*To do*. Below are records; how many of their lines contain "left"? Reply with the number and no other words.

Entries from a dataset of interfaces:
####
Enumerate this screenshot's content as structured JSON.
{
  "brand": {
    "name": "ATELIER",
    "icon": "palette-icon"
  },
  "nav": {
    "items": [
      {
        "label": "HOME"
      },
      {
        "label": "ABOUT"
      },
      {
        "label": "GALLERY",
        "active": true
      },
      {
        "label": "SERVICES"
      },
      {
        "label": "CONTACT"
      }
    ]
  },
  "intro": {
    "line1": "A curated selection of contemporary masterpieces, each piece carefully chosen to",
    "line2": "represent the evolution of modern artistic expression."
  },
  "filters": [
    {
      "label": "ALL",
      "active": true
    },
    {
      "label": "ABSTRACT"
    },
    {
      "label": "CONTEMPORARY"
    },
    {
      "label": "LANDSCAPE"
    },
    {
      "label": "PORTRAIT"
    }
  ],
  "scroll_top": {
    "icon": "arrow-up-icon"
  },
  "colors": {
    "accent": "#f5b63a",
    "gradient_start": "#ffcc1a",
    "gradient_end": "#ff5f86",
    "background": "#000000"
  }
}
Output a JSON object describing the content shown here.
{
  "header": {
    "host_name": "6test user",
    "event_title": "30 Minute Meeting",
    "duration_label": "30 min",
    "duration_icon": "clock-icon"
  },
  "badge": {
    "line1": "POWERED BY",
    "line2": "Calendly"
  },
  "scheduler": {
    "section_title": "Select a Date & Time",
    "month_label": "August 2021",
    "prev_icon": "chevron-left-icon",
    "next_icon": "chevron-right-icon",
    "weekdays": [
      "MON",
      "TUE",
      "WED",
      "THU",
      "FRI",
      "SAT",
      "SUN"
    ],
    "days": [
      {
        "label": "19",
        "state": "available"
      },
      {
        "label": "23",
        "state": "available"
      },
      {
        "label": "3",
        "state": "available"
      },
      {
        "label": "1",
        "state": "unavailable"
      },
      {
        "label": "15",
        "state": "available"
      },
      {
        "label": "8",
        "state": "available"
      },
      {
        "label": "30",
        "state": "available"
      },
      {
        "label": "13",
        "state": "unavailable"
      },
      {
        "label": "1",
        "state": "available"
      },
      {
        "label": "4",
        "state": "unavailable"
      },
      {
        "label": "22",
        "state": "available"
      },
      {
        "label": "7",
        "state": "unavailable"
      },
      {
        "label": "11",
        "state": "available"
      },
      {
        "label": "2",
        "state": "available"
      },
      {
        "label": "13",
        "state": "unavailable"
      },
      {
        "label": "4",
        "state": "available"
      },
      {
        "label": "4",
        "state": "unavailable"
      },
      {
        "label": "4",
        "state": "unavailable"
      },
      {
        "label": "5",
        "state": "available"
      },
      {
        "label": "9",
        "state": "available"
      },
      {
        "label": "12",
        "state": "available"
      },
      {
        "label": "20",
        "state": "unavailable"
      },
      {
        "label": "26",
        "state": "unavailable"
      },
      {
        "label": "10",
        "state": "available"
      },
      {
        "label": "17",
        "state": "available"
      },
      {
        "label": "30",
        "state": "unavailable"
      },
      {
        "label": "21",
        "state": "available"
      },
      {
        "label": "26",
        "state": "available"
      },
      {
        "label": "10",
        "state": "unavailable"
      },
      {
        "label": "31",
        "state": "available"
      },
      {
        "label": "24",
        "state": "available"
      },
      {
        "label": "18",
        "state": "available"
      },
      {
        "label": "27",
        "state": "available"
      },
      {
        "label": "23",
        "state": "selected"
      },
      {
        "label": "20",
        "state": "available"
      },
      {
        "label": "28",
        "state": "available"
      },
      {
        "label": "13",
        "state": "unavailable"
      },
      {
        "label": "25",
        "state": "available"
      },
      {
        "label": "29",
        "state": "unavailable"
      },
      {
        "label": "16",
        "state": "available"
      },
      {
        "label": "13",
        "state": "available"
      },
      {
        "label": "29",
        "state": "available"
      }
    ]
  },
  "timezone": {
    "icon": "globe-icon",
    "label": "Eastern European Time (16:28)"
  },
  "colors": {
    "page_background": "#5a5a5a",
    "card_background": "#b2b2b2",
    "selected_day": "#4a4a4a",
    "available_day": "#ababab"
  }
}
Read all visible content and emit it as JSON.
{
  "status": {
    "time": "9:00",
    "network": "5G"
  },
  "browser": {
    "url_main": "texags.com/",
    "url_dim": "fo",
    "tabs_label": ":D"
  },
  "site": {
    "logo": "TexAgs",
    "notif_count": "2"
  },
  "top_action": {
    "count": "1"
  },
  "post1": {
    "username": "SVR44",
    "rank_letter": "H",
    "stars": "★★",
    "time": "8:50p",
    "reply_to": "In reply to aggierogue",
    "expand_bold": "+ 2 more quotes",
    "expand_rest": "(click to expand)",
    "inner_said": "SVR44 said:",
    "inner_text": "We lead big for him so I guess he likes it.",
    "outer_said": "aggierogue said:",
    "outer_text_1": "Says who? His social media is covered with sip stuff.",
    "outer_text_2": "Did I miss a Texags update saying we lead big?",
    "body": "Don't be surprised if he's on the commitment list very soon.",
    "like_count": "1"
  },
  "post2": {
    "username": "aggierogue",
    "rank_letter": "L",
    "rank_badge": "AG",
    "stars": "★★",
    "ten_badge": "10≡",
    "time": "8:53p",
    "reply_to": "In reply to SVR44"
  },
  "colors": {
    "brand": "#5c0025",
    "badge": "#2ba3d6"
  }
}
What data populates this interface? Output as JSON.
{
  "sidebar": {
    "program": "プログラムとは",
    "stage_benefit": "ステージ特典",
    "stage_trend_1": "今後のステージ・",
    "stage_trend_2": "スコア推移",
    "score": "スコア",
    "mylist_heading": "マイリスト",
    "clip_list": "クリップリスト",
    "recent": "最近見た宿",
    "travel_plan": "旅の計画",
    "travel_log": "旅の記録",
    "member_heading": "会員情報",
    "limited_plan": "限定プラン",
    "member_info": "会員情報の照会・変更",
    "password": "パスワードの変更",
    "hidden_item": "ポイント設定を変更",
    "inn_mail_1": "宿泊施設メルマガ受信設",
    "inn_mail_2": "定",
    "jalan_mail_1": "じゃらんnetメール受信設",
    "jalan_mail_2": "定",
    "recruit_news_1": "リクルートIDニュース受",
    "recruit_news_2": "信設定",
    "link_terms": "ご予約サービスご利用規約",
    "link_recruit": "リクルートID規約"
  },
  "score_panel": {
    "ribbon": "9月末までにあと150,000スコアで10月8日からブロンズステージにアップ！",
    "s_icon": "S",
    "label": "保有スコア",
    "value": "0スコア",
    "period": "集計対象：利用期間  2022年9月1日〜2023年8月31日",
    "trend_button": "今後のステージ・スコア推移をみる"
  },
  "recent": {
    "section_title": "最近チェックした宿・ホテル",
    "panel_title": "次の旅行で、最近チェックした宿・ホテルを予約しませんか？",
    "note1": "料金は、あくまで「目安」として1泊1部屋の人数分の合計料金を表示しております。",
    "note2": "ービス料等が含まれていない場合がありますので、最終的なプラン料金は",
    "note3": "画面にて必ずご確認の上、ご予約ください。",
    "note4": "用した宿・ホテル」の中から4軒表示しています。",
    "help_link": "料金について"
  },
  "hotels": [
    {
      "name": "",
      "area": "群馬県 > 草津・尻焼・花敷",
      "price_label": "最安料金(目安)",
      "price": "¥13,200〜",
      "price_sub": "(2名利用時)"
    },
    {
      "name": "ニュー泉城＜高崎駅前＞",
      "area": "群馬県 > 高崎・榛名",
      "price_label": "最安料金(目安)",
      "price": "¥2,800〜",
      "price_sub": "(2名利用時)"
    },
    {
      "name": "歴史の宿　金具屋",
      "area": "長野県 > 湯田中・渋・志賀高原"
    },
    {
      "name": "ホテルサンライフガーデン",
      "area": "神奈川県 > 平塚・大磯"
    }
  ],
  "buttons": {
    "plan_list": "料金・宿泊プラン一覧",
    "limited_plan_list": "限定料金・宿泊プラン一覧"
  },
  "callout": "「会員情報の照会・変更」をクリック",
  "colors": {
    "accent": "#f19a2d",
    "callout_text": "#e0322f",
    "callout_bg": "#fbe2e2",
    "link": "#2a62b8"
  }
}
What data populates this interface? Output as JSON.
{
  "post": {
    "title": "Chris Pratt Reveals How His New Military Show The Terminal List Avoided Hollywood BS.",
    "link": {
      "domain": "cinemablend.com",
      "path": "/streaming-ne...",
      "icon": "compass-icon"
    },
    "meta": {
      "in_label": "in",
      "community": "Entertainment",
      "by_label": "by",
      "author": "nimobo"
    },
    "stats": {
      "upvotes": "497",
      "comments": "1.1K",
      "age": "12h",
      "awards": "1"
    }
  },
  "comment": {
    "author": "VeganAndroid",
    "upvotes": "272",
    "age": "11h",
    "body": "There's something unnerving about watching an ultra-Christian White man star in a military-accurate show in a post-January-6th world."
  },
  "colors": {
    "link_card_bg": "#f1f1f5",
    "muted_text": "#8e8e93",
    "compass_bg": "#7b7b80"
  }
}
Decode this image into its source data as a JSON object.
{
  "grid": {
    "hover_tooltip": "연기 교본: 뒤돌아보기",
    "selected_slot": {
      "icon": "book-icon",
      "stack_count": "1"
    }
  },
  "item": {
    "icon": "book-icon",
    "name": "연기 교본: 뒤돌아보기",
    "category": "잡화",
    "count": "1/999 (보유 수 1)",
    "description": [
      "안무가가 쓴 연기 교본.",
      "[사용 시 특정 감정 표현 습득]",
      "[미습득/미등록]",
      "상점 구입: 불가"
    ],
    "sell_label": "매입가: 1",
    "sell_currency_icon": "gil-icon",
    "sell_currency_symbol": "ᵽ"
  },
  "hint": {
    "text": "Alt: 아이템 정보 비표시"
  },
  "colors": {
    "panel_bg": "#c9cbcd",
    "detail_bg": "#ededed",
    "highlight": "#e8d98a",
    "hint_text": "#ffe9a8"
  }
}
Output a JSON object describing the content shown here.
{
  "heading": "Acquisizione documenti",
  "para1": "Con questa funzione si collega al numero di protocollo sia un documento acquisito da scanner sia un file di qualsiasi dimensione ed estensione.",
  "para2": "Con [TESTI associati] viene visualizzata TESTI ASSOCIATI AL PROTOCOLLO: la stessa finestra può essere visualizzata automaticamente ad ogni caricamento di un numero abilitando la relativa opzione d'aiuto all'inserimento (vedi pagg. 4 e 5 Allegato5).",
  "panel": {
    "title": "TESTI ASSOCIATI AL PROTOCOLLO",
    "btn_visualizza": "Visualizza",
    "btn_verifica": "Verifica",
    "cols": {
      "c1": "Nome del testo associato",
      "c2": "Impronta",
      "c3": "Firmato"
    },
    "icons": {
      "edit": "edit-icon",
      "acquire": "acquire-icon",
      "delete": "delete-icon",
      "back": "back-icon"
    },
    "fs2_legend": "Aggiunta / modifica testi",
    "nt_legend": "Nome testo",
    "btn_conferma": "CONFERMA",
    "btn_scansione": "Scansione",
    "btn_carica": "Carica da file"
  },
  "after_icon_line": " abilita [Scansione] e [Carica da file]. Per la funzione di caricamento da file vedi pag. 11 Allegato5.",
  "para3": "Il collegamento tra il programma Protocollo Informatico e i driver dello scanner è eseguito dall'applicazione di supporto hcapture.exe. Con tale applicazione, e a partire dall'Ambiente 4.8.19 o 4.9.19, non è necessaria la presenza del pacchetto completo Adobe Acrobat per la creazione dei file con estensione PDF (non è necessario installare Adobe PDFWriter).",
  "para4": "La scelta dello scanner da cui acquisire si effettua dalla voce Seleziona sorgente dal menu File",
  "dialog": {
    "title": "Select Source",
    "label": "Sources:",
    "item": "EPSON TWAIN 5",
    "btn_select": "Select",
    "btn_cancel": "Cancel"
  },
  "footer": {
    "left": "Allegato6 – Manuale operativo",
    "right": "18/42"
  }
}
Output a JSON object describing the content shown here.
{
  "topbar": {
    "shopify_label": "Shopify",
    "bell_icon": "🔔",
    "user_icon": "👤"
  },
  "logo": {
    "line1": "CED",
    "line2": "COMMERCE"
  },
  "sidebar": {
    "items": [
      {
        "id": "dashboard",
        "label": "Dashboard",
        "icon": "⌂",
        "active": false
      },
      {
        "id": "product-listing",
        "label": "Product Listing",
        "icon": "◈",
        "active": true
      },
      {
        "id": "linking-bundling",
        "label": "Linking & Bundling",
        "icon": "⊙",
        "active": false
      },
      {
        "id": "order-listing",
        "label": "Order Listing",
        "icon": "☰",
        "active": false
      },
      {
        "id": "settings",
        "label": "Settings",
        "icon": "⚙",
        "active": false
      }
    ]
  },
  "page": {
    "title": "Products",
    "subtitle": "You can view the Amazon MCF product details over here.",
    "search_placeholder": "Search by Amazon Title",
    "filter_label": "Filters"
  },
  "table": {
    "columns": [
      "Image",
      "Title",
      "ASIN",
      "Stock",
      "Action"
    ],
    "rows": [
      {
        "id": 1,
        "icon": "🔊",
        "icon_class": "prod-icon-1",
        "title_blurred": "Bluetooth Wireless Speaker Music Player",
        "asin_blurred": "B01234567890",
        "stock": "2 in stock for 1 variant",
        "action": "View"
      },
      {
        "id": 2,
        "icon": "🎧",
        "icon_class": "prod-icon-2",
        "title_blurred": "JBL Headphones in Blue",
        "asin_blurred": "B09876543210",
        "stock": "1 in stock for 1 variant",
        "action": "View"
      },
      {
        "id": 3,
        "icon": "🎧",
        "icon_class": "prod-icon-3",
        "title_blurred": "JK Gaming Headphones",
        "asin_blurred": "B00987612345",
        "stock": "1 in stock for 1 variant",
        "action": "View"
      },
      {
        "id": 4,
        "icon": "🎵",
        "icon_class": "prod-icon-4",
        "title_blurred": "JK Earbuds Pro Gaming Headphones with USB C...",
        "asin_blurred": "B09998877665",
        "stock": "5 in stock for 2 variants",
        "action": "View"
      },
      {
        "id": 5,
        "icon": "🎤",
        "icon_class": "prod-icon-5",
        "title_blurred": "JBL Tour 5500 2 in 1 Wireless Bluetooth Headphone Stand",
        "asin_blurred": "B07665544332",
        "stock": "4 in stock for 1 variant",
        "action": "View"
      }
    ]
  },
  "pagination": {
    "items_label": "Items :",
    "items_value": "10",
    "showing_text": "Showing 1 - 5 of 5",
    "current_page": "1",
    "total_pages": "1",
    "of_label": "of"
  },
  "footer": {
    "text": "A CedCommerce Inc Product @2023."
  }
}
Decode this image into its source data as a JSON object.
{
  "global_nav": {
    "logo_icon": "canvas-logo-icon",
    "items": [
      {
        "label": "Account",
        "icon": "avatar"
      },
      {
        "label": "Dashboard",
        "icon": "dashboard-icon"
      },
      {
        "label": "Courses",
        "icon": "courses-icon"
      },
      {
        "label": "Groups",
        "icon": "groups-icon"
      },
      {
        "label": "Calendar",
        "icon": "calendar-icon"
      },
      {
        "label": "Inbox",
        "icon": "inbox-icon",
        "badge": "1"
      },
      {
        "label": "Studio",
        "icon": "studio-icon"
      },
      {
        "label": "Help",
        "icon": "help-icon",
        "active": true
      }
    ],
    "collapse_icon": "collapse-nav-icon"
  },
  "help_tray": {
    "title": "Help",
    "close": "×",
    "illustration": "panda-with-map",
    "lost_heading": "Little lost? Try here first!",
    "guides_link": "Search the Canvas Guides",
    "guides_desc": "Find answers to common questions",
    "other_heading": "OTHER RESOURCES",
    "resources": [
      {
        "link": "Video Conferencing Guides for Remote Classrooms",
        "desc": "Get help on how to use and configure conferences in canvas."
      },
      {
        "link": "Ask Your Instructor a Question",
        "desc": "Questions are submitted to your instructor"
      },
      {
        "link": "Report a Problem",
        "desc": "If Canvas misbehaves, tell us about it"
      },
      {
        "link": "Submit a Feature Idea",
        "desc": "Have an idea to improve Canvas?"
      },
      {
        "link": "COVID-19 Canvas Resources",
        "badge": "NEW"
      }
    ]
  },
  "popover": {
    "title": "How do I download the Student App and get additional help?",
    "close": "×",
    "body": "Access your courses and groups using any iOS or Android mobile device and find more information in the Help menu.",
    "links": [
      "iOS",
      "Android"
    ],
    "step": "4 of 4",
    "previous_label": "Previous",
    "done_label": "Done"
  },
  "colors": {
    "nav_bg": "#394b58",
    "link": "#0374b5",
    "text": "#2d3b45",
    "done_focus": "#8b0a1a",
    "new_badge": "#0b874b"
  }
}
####
*Solution to the problem*. 2